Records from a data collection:
━━━━━━━━━━━━━━━━━━━━━━━━━━━━━━
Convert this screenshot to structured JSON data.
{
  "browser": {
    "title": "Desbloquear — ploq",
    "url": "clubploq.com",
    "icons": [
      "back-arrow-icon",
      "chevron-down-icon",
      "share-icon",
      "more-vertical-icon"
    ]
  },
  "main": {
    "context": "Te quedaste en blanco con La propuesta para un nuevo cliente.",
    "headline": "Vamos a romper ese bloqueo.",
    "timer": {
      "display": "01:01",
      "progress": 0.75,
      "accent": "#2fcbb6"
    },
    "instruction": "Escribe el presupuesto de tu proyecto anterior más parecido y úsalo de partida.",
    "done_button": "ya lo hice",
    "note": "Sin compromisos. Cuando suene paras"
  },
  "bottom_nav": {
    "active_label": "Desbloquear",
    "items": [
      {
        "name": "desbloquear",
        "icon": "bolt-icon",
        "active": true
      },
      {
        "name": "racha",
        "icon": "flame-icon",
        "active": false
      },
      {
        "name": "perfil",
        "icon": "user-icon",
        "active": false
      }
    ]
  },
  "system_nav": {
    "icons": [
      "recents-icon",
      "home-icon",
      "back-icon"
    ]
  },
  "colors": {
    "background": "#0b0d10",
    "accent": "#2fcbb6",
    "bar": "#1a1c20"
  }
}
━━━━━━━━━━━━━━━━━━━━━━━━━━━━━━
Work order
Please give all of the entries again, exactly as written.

Output of the task
Convert this screenshot to structured JSON data.
{
  "browser": {
    "title": "Desbloquear — ploq",
    "url": "clubploq.com",
    "icons": [
      "back-arrow-icon",
      "chevron-down-icon",
      "share-icon",
      "more-vertical-icon"
    ]
  },
  "main": {
    "context": "Te quedaste en blanco con La propuesta para un nuevo cliente.",
    "headline": "Vamos a romper ese bloqueo.",
    "timer": {
      "display": "01:01",
      "progress": 0.75,
      "accent": "#2fcbb6"
    },
    "instruction": "Escribe el presupuesto de tu proyecto anterior más parecido y úsalo de partida.",
    "done_button": "ya lo hice",
    "note": "Sin compromisos. Cuando suene paras"
  },
  "bottom_nav": {
    "active_label": "Desbloquear",
    "items": [
      {
        "name": "desbloquear",
        "icon": "bolt-icon",
        "active": true
      },
      {
        "name": "racha",
        "icon": "flame-icon",
        "active": false
      },
      {
        "name": "perfil",
        "icon": "user-icon",
        "active": false
      }
    ]
  },
  "system_nav": {
    "icons": [
      "recents-icon",
      "home-icon",
      "back-icon"
    ]
  },
  "colors": {
    "background": "#0b0d10",
    "accent": "#2fcbb6",
    "bar": "#1a1c20"
  }
}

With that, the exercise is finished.